Every record, from first to last, should be retyped word for word.

- - -

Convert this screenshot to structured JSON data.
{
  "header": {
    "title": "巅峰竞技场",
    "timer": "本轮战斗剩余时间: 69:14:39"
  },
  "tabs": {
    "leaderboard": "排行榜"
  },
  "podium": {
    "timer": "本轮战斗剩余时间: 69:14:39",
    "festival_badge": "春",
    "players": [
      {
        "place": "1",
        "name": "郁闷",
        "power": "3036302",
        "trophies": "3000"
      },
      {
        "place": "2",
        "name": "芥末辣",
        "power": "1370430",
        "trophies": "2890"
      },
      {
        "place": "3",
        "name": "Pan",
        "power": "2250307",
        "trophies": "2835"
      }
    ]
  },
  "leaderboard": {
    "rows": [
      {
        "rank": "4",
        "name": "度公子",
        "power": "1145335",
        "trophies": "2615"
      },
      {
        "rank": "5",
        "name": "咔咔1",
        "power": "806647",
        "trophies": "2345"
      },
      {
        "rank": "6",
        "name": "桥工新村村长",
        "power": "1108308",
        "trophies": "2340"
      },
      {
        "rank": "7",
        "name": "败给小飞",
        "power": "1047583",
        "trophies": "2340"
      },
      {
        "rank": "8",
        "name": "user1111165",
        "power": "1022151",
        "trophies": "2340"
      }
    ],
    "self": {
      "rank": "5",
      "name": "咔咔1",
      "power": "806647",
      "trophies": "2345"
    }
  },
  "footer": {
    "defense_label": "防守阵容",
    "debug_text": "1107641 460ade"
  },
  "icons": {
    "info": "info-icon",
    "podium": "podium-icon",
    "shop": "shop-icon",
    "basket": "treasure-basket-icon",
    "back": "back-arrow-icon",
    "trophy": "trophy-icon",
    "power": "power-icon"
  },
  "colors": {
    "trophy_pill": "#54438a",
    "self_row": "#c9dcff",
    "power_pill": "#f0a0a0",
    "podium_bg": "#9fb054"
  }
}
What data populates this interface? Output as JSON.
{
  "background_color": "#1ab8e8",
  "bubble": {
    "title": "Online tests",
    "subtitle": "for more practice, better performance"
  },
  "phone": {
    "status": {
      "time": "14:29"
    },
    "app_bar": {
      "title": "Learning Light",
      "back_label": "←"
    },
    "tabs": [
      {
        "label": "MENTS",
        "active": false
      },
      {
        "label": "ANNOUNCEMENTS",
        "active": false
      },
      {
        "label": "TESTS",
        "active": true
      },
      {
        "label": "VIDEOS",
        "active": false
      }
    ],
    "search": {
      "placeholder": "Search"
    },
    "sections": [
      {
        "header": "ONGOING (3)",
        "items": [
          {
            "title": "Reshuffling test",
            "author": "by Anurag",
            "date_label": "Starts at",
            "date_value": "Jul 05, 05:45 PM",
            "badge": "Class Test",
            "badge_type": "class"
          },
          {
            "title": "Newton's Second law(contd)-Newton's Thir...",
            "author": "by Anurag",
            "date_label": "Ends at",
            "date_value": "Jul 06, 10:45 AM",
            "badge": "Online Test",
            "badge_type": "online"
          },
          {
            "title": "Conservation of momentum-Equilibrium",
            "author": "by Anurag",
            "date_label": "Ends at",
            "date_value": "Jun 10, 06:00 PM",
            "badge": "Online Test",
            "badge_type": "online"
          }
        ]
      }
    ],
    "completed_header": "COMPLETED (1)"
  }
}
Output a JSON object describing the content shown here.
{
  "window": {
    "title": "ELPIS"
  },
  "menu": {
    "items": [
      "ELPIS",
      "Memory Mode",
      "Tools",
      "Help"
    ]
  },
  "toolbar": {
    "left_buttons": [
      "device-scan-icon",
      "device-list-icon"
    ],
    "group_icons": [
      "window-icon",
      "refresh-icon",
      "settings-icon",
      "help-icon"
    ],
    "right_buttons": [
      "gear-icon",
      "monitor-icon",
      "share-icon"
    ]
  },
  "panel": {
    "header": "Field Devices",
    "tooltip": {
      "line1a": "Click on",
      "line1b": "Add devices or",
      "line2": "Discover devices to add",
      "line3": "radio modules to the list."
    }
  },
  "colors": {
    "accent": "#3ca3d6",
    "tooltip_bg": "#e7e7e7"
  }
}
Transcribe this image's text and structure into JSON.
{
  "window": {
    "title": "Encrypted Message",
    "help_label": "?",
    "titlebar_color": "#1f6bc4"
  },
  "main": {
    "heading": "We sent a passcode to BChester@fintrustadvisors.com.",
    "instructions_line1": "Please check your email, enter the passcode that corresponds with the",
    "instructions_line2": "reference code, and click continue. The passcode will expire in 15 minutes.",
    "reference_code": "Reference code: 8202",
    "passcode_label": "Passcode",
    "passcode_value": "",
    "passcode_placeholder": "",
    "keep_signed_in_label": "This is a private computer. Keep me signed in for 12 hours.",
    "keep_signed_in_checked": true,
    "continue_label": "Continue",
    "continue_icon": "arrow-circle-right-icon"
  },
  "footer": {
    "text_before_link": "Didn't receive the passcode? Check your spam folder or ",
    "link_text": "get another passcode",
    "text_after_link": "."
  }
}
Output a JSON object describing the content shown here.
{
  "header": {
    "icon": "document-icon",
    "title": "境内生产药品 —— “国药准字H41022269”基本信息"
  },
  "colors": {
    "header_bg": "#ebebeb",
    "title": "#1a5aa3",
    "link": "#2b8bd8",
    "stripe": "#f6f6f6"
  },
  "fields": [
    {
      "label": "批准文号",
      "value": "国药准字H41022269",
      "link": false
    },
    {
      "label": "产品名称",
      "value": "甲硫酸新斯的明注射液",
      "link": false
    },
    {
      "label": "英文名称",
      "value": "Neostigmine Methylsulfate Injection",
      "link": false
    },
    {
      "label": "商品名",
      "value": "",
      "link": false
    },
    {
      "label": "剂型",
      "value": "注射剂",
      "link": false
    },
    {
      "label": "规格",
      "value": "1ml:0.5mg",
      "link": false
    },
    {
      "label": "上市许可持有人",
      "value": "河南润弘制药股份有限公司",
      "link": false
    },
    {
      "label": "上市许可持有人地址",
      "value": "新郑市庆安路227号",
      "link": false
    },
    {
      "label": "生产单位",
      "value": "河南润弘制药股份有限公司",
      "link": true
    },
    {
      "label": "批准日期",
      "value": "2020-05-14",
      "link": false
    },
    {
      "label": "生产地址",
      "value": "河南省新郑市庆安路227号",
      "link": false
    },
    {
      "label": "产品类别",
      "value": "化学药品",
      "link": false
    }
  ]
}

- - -

• **EXERCISE OUTPUT**
Convert this screenshot to structured JSON data.
{
  "header": {
    "title": "巅峰竞技场",
    "timer": "本轮战斗剩余时间: 69:14:39"
  },
  "tabs": {
    "leaderboard": "排行榜"
  },
  "podium": {
    "timer": "本轮战斗剩余时间: 69:14:39",
    "festival_badge": "春",
    "players": [
      {
        "place": "1",
        "name": "郁闷",
        "power": "3036302",
        "trophies": "3000"
      },
      {
        "place": "2",
        "name": "芥末辣",
        "power": "1370430",
        "trophies": "2890"
      },
      {
        "place": "3",
        "name": "Pan",
        "power": "2250307",
        "trophies": "2835"
      }
    ]
  },
  "leaderboard": {
    "rows": [
      {
        "rank": "4",
        "name": "度公子",
        "power": "1145335",
        "trophies": "2615"
      },
      {
        "rank": "5",
        "name": "咔咔1",
        "power": "806647",
        "trophies": "2345"
      },
      {
        "rank": "6",
        "name": "桥工新村村长",
        "power": "1108308",
        "trophies": "2340"
      },
      {
        "rank": "7",
        "name": "败给小飞",
        "power": "1047583",
        "trophies": "2340"
      },
      {
        "rank": "8",
        "name": "user1111165",
        "power": "1022151",
        "trophies": "2340"
      }
    ],
    "self": {
      "rank": "5",
      "name": "咔咔1",
      "power": "806647",
      "trophies": "2345"
    }
  },
  "footer": {
    "defense_label": "防守阵容",
    "debug_text": "1107641 460ade"
  },
  "icons": {
    "info": "info-icon",
    "podium": "podium-icon",
    "shop": "shop-icon",
    "basket": "treasure-basket-icon",
    "back": "back-arrow-icon",
    "trophy": "trophy-icon",
    "power": "power-icon"
  },
  "colors": {
    "trophy_pill": "#54438a",
    "self_row": "#c9dcff",
    "power_pill": "#f0a0a0",
    "podium_bg": "#9fb054"
  }
}
What data populates this interface? Output as JSON.
{
  "background_color": "#1ab8e8",
  "bubble": {
    "title": "Online tests",
    "subtitle": "for more practice, better performance"
  },
  "phone": {
    "status": {
      "time": "14:29"
    },
    "app_bar": {
      "title": "Learning Light",
      "back_label": "←"
    },
    "tabs": [
      {
        "label": "MENTS",
        "active": false
      },
      {
        "label": "ANNOUNCEMENTS",
        "active": false
      },
      {
        "label": "TESTS",
        "active": true
      },
      {
        "label": "VIDEOS",
        "active": false
      }
    ],
    "search": {
      "placeholder": "Search"
    },
    "sections": [
      {
        "header": "ONGOING (3)",
        "items": [
          {
            "title": "Reshuffling test",
            "author": "by Anurag",
            "date_label": "Starts at",
            "date_value": "Jul 05, 05:45 PM",
            "badge": "Class Test",
            "badge_type": "class"
          },
          {
            "title": "Newton's Second law(contd)-Newton's Thir...",
            "author": "by Anurag",
            "date_label": "Ends at",
            "date_value": "Jul 06, 10:45 AM",
            "badge": "Online Test",
            "badge_type": "online"
          },
          {
            "title": "Conservation of momentum-Equilibrium",
            "author": "by Anurag",
            "date_label": "Ends at",
            "date_value": "Jun 10, 06:00 PM",
            "badge": "Online Test",
            "badge_type": "online"
          }
        ]
      }
    ],
    "completed_header": "COMPLETED (1)"
  }
}
Output a JSON object describing the content shown here.
{
  "window": {
    "title": "ELPIS"
  },
  "menu": {
    "items": [
      "ELPIS",
      "Memory Mode",
      "Tools",
      "Help"
    ]
  },
  "toolbar": {
    "left_buttons": [
      "device-scan-icon",
      "device-list-icon"
    ],
    "group_icons": [
      "window-icon",
      "refresh-icon",
      "settings-icon",
      "help-icon"
    ],
    "right_buttons": [
      "gear-icon",
      "monitor-icon",
      "share-icon"
    ]
  },
  "panel": {
    "header": "Field Devices",
    "tooltip": {
      "line1a": "Click on",
      "line1b": "Add devices or",
      "line2": "Discover devices to add",
      "line3": "radio modules to the list."
    }
  },
  "colors": {
    "accent": "#3ca3d6",
    "tooltip_bg": "#e7e7e7"
  }
}
Transcribe this image's text and structure into JSON.
{
  "window": {
    "title": "Encrypted Message",
    "help_label": "?",
    "titlebar_color": "#1f6bc4"
  },
  "main": {
    "heading": "We sent a passcode to BChester@fintrustadvisors.com.",
    "instructions_line1": "Please check your email, enter the passcode that corresponds with the",
    "instructions_line2": "reference code, and click continue. The passcode will expire in 15 minutes.",
    "reference_code": "Reference code: 8202",
    "passcode_label": "Passcode",
    "passcode_value": "",
    "passcode_placeholder": "",
    "keep_signed_in_label": "This is a private computer. Keep me signed in for 12 hours.",
    "keep_signed_in_checked": true,
    "continue_label": "Continue",
    "continue_icon": "arrow-circle-right-icon"
  },
  "footer": {
    "text_before_link": "Didn't receive the passcode? Check your spam folder or ",
    "link_text": "get another passcode",
    "text_after_link": "."
  }
}
Output a JSON object describing the content shown here.
{
  "header": {
    "icon": "document-icon",
    "title": "境内生产药品 —— “国药准字H41022269”基本信息"
  },
  "colors": {
    "header_bg": "#ebebeb",
    "title": "#1a5aa3",
    "link": "#2b8bd8",
    "stripe": "#f6f6f6"
  },
  "fields": [
    {
      "label": "批准文号",
      "value": "国药准字H41022269",
      "link": false
    },
    {
      "label": "产品名称",
      "value": "甲硫酸新斯的明注射液",
      "link": false
    },
    {
      "label": "英文名称",
      "value": "Neostigmine Methylsulfate Injection",
      "link": false
    },
    {
      "label": "商品名",
      "value": "",
      "link": false
    },
    {
      "label": "剂型",
      "value": "注射剂",
      "link": false
    },
    {
      "label": "规格",
      "value": "1ml:0.5mg",
      "link": false
    },
    {
      "label": "上市许可持有人",
      "value": "河南润弘制药股份有限公司",
      "link": false
    },
    {
      "label": "上市许可持有人地址",
      "value": "新郑市庆安路227号",
      "link": false
    },
    {
      "label": "生产单位",
      "value": "河南润弘制药股份有限公司",
      "link": true
    },
    {
      "label": "批准日期",
      "value": "2020-05-14",
      "link": false
    },
    {
      "label": "生产地址",
      "value": "河南省新郑市庆安路227号",
      "link": false
    },
    {
      "label": "产品类别",
      "value": "化学药品",
      "link": false
    }
  ]
}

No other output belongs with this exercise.